Urinary incontinence can often be improved and can in most cases be treated. Urinary incontinence is treated differently according to the type and cause. Pelvic floor exercises are seen as the most effective way to prevent issues with incontinence, especially stress incontinence. Yet, 1 in 3 women who are trying to perform pelvic floor exercises, do not know how or are unable to voluntarily exercise their pelvic floor muscle themselves and require assistance.
Incontinence is commonly associated with:
There are different types of incontinence with several possible causes. The following are the most common:
Stress incontinence – occurs during activities that increase abdominal pressure such as coughing, sneezing, laughing, lifting heavy objects or during physical activity. It is the most common form of urinary incontinence and affects about 51% of women suffering from incontinence.
Urge incontinence – occurs when the need to urinate comes on so quickly that you might fail to make it to the bathroom in time. Also known as an overactive bladder. This is the most common form of urinary incontinence in men, affecting between 40-80% of men above 20 years old, worldwide. It can affect anyone at any age, but it appears to be more prevalent in the elderly.
Mixed incontinence – a combination of both stress and urge incontinence. If you or anyone you know experience the symptoms of incontinence it is important to know that there are safe, effective, and drug-free solutions that can assist in the long-term management of the condition. Let’s normalize the conversation around the condition.
Mental health and incontinence are both hard to talk about, but due to the number of people suffering with the condition we need to lift the lid on this subject and normalize the conversation. What many people do not realize is that the two can be interlinked. In fact, 30% of women with incontinence will also suffer from depression, which is three times more likely than the general population. Another study found that 28% of overactive bladder patients also experience depression, with half of these suffering from moderate to severe depression.
Having a problem with your bladder can massively affect your self-confidence and have an impact on many areas of your life including your mental health. It is important to remember that you are not alone, and there are products and solutions that can help you.
Dr John S. Young, Associate Professor in Urology, spoke about the connection between mental health and incontinence in a recent interview, where he delved into the connections between the two conditions.
Many studies clearly demonstrate that incontinence has a significant negative impact on mental health. There are a variety of ways that incontinence can impact every aspect of life.
Incontinence is still a taboo subject for many, but if you know someone who is suffering or you are suffering with the condition yourself, then it is a case of looking out for signs of mental illness which will usually present themselves as depression. These signs may include:
There can be cases where mental health concerns can directly cause or increase incontinence, as Dr. John explains: “Mental illness can be associated with lifestyle factors that affect the bladder, such as the consumption of substances (caffeine, alcohol) that affect bladder function, and fluctuating fluid intake (excessive one day and insufficient intake the next day).”

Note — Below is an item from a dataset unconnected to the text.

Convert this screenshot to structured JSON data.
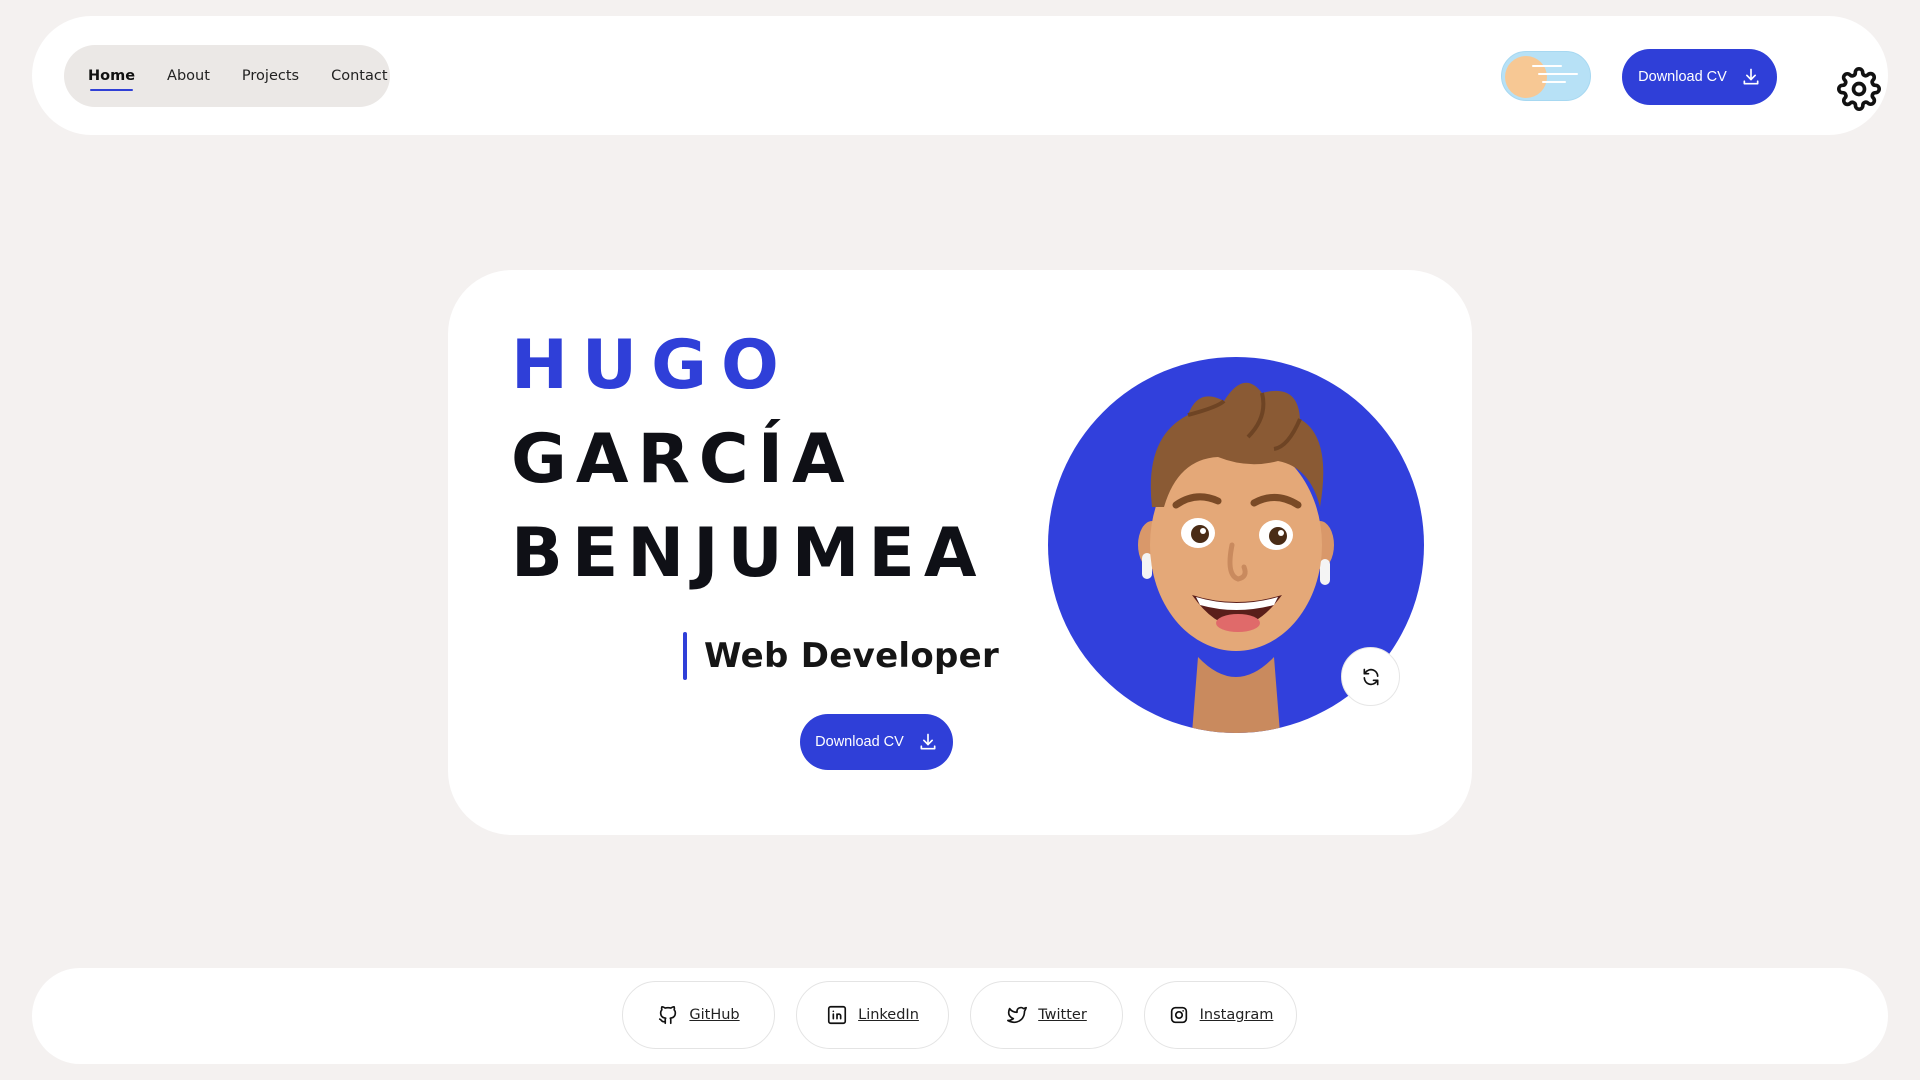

“A person suffering with pathological anxiety may develop obsessive habits that lead to more frequent voiding, a heightened awareness of bladder fullness and a type of incontinence associated with this, called urge incontinence. By contrast, incontinence can occur because a person becomes less aware of bladder fullness; that is, detached from the sensations that tell us when we need to empty our bladder.”
If your friend or family member seems to be suffering from incontinence and mental health issues, the first thing to do is talk to them and let them know they are not alone. It may be a good idea to encourage them to talk to a trained professional or seek assistance through support groups or from their GP.
Incontinence is an increasing problem that affects women and men of all ages. It is important to keep the channels of communication open and normalize the conversation. TensCare offers a range of products that assist in training the pelvic floor muscles aiding with the long-term management of incontinence. Explore the range today and see how TensCare can help you feel better naturally.